Guitarist/co-vocalist Jerry Cantrell, drummer Sean Kinney, and bassist Mike Inez haven't opted for a new band name or musical style, and were clearly pleased to play their old material. The show opened with "Rain When I Die," one of the group's many lumbering odes to despair. Over a suitably heavyrhythm, Cantrell alternated wah-wah chording and squeaky-door riffs, setting an ominous mood.
As the band proceeded into classics "Angry Chair" and "Man in the Box," it became clear that Alice in Chains has found a proper successor to Staley. DuVall may be a bit more theatrical, but he had the necessary vocal power and range. His high notes complemented Cantrell's trebly guitar, and the two sang together like they have been friend since elementary school, smoothly trading off on the mic.
The set's first new song, "A Looking In View," was assembled from familiar parts: midtempo cadence, slo-mo vocal melody, and piercing guitar lines. The tune fit neatly into a set of gloomy chuggers that were sometimes difficult to tell apart, although it was distinguished by being one of only a few numbers on which DuVall played guitar.

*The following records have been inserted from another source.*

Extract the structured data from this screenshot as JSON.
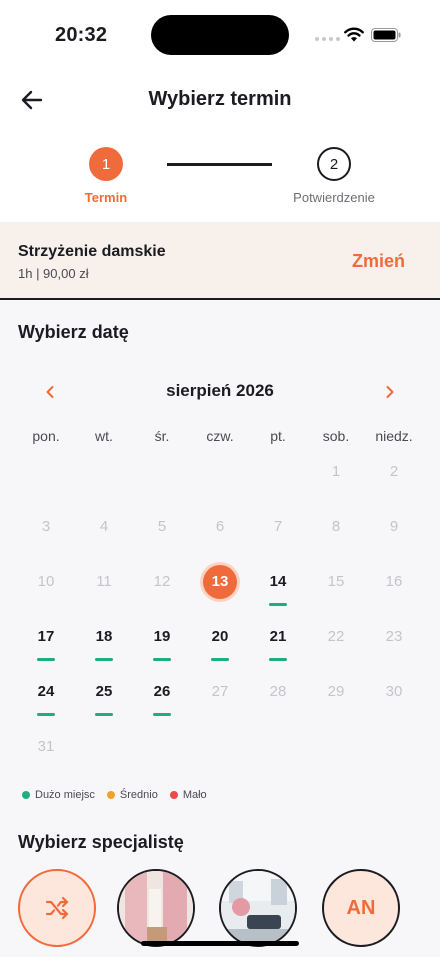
{
  "status": {
    "time": "20:32"
  },
  "header": {
    "title": "Wybierz termin"
  },
  "steps": [
    {
      "number": "1",
      "label": "Termin"
    },
    {
      "number": "2",
      "label": "Potwierdzenie"
    }
  ],
  "service": {
    "name": "Strzyżenie damskie",
    "meta": "1h | 90,00 zł",
    "change_label": "Zmień"
  },
  "date_section": {
    "title": "Wybierz datę"
  },
  "calendar": {
    "month": "sierpień 2026",
    "weekdays": [
      "pon.",
      "wt.",
      "śr.",
      "czw.",
      "pt.",
      "sob.",
      "niedz."
    ],
    "days": [
      {
        "n": "",
        "state": "empty"
      },
      {
        "n": "",
        "state": "empty"
      },
      {
        "n": "",
        "state": "empty"
      },
      {
        "n": "",
        "state": "empty"
      },
      {
        "n": "",
        "state": "empty"
      },
      {
        "n": "1",
        "state": "disabled"
      },
      {
        "n": "2",
        "state": "disabled"
      },
      {
        "n": "3",
        "state": "disabled"
      },
      {
        "n": "4",
        "state": "disabled"
      },
      {
        "n": "5",
        "state": "disabled"
      },
      {
        "n": "6",
        "state": "disabled"
      },
      {
        "n": "7",
        "state": "disabled"
      },
      {
        "n": "8",
        "state": "disabled"
      },
      {
        "n": "9",
        "state": "disabled"
      },
      {
        "n": "10",
        "state": "disabled"
      },
      {
        "n": "11",
        "state": "disabled"
      },
      {
        "n": "12",
        "state": "disabled"
      },
      {
        "n": "13",
        "state": "selected"
      },
      {
        "n": "14",
        "state": "available"
      },
      {
        "n": "15",
        "state": "disabled"
      },
      {
        "n": "16",
        "state": "disabled"
      },
      {
        "n": "17",
        "state": "available"
      },
      {
        "n": "18",
        "state": "available"
      },
      {
        "n": "19",
        "state": "available"
      },
      {
        "n": "20",
        "state": "available"
      },
      {
        "n": "21",
        "state": "available"
      },
      {
        "n": "22",
        "state": "disabled"
      },
      {
        "n": "23",
        "state": "disabled"
      },
      {
        "n": "24",
        "state": "available"
      },
      {
        "n": "25",
        "state": "available"
      },
      {
        "n": "26",
        "state": "available"
      },
      {
        "n": "27",
        "state": "disabled"
      },
      {
        "n": "28",
        "state": "disabled"
      },
      {
        "n": "29",
        "state": "disabled"
      },
      {
        "n": "30",
        "state": "disabled"
      },
      {
        "n": "31",
        "state": "disabled"
      }
    ]
  },
  "legend": [
    {
      "label": "Dużo miejsc",
      "color": "#1cae7d"
    },
    {
      "label": "Średnio",
      "color": "#f0a32a"
    },
    {
      "label": "Mało",
      "color": "#e94b4b"
    }
  ],
  "specialists_section": {
    "title": "Wybierz specjalistę"
  },
  "specialists": {
    "initials": "AN"
  },
  "colors": {
    "accent": "#f06b3b",
    "available": "#1cae7d"
  }
}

Halfway through the show, the singer interrupted the flow to tell the sellout crowd that this tour-opener was "a very meaningful first night for him," because he grew up in Washington, DC. He noted that his 98-year-old grandmother and five-month-old baby both were in the house. Neither of them seemed the target audience for the next song, "Sludge Factory" -- a title that could fit most of the evening's grinding rockers.
Not all of them, though. Cantrell plugged the upcoming album, and half-joked that it includes "a bunch of dark, slow, creepy tunes." But "Acid Bubble," the new song that followed, didn't entirely fit that description. It was only slower, yes, but featured one faster section that considerably enlivened it. Then the band returned to the sludge factory for several more songs, including the set-closing "Would."
It was the first encore that really woke things up. "Check My Brain," the second single off Black Gives Way to Blue, celebrates Cantrell's move to California, and is uncharacteristically sunny. One of the catchiest songs of Alice in Chains' 22-year history, it proved that the band can be accessible without sacrificing intensity. Inez's bass was typically doom and gloom, but that provided an interesting contrast, something that's relatively rare in the band's forceful but often monochromatic music.
The group returned to its back catalogue for the two concluding songs, "No Excuses" and "Rooster," but both sounded a little more sprightly than might have been expected. As the audience picked up the latter's "you know he ain't gonna die" refrain, the combined voices illustrated grunge's (somewhat) heartening message: You may be bummed, but you're not alone.